Brantly arrived Saturday under the same protocol, flying from West Africa to Dobbins Air Reserve base outside Atlanta in a small plane equipped to contain infectious diseases. A small police escort followed his ambulance to the hospital, where he emerged dressed head to toe in white protective clothing and walked into the hospital on his own power.
In another television appearance, Frieden said on “Fox News Sunday” that Brantly “appears to be improving.”
Emory Hospital, where one Ebola patient is already being treated and the second is headed, is one of the safest places in the world to treat Ebola, according to health officials.
Emory University Hospital is one of the safest places in the world to treat someone with Ebola. There’s virtually no chance the virus can spread from the hospital’s super-secure isolation unit.
Emory’s infectious diseases’ unit was created 12 years ago to handle doctors who get sick at the CDC. It is one of about four in the country equipped with everything necessary to test, treat and contain people exposed to very dangerous viruses.
In 2005, it handled patients with SARS, which unlike Ebola can spread when an infected person coughs or sneezes.

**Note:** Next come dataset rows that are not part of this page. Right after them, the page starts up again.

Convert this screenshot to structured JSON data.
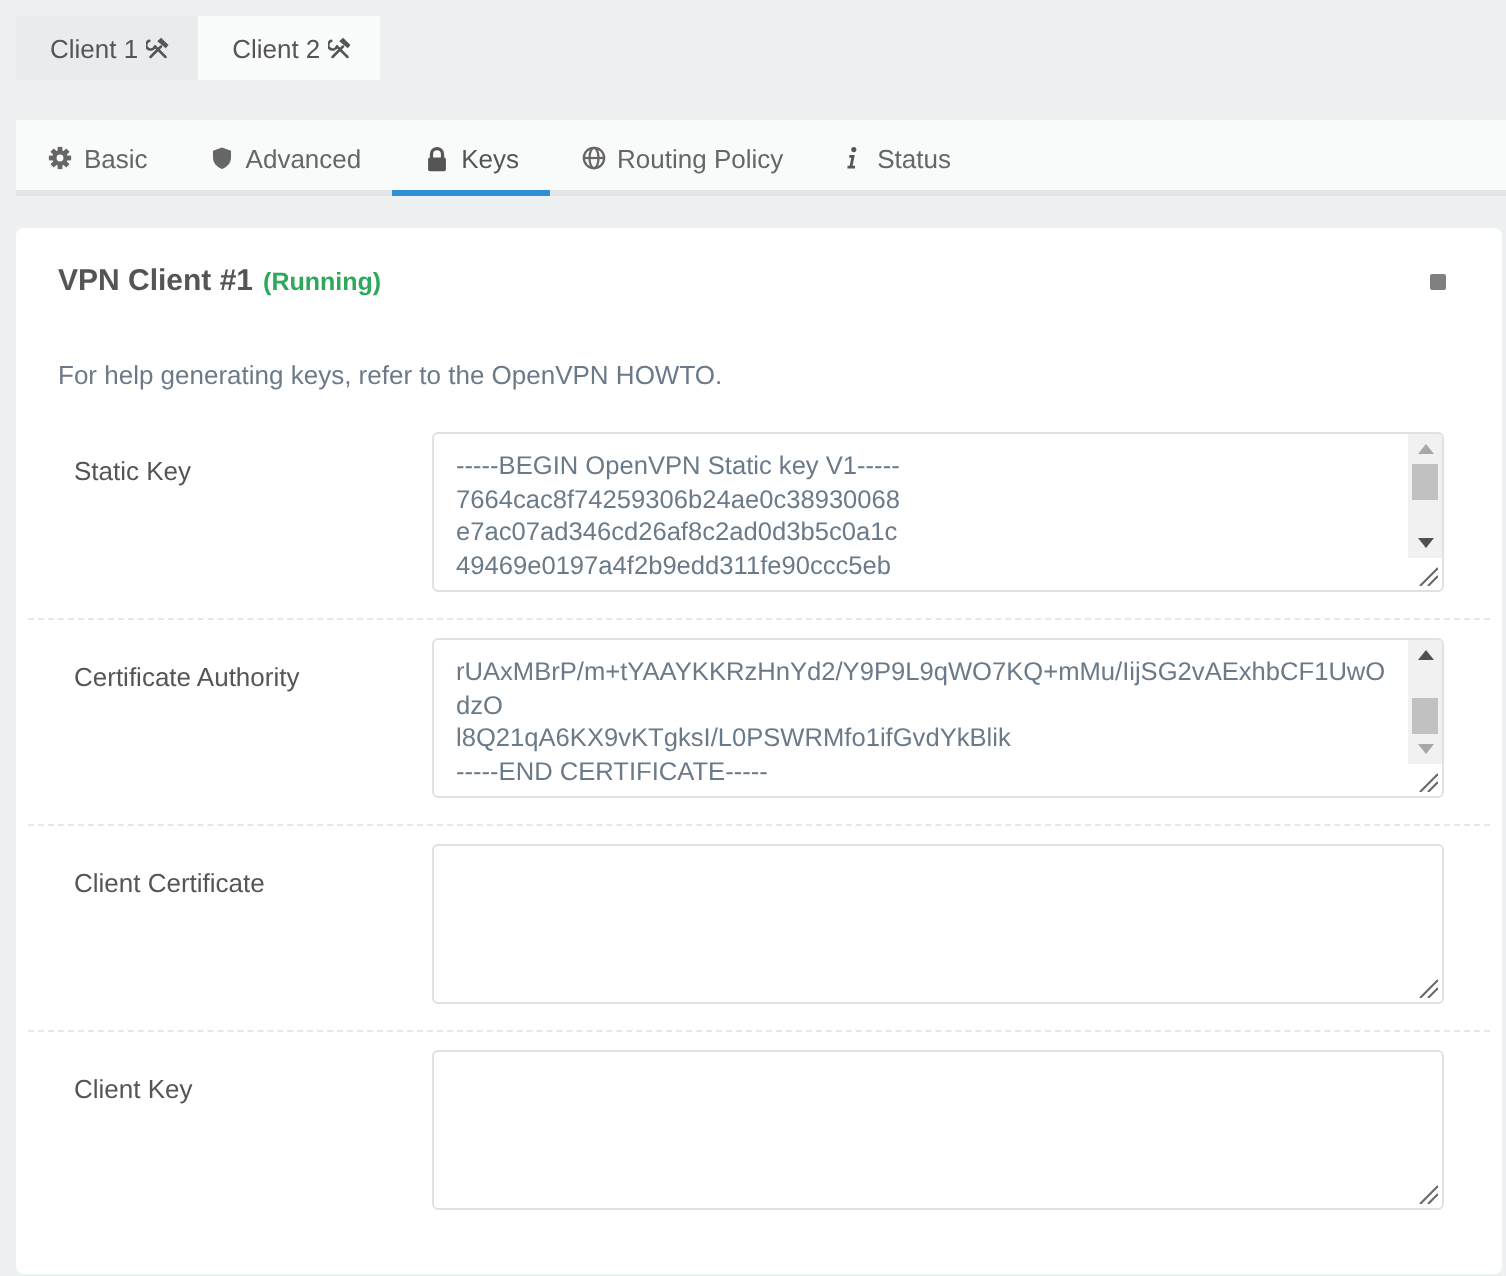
{
  "client_tabs": [
    {
      "label": "Client 1",
      "selected": true
    },
    {
      "label": "Client 2",
      "selected": false
    }
  ],
  "section_tabs": [
    {
      "label": "Basic",
      "selected": false
    },
    {
      "label": "Advanced",
      "selected": false
    },
    {
      "label": "Keys",
      "selected": true
    },
    {
      "label": "Routing Policy",
      "selected": false
    },
    {
      "label": "Status",
      "selected": false
    }
  ],
  "card": {
    "title": "VPN Client #1",
    "status": "(Running)",
    "help": "For help generating keys, refer to the OpenVPN HOWTO.",
    "fields": [
      {
        "label": "Static Key",
        "value": "-----BEGIN OpenVPN Static key V1-----\n7664cac8f74259306b24ae0c38930068\ne7ac07ad346cd26af8c2ad0d3b5c0a1c\n49469e0197a4f2b9edd311fe90ccc5eb"
      },
      {
        "label": "Certificate Authority",
        "value": "rUAxMBrP/m+tYAAYKKRzHnYd2/Y9P9L9qWO7KQ+mMu/IijSG2vAExhbCF1UwO\ndzO\nl8Q21qA6KX9vKTgksI/L0PSWRMfo1ifGvdYkBlik\n-----END CERTIFICATE-----"
      },
      {
        "label": "Client Certificate"
      },
      {
        "label": "Client Key"
      }
    ]
  }
}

“Nothing comes out of this unit until it is non-infectious,” said Dr. Bruce Ribner, who will be treating the patients. “The bottom line is: We have an inordinate amount of safety associated with the care of this patient. And we do not believe that any health care worker, any other patient or any visitor to our facility is in any way at risk of acquiring this infection.”
A recent case from the Georgia Supreme Court involving automated license plate readers may have stirred up as many questions as it answered.

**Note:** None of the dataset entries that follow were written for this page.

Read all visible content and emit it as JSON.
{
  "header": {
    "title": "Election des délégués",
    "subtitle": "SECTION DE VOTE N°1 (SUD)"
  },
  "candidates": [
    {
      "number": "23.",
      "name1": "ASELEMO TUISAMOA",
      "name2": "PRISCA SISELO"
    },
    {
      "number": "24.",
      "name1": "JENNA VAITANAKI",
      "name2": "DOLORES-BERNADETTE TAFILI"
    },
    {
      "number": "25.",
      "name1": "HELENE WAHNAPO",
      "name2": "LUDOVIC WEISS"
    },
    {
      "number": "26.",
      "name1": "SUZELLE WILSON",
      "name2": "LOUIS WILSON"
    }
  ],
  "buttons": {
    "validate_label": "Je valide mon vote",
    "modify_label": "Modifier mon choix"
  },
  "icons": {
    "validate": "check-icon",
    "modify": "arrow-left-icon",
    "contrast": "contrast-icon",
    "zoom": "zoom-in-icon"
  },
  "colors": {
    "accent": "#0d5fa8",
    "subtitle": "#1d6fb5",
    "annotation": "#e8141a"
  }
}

While the court’s decision established that Rodriguez could be questioned even though she was not the reason for the tag reader’s alert, it did not provide details on what tag reader usage could be out of bounds.
Without a ruling in his client’s favor, Crawford said law enforcement could use tag readers without restrictions or guidelines.
“I think that the ruling leaving license plate readers on the table for now can create real … violations of (citizen) rights,” he said.
Vernon Keenan, director of the Georgia Bureau of Investigation, said he agreed with the court’s decision in this situation. No matter who was observed driving the car, most officers would have stopped Rodriguez because of the tag reader’s alert regarding Sanchez, the same as they would have had an officer merely recognized a wanted tag himself.
Keenan said whether an officer would continue to question a driver after determining he or she was not the wanted individual would depend on if the fugitive was wanted for a misdemeanor or felony. It would also depend on if the officer was concerned for his safety, according to the court.
Cases against license plate readers have come up before, however, and Crawford expects them to come up again.
“It usually takes the court three to five years to catch up with any technology,” he said. “…It’s a growing process for everybody.”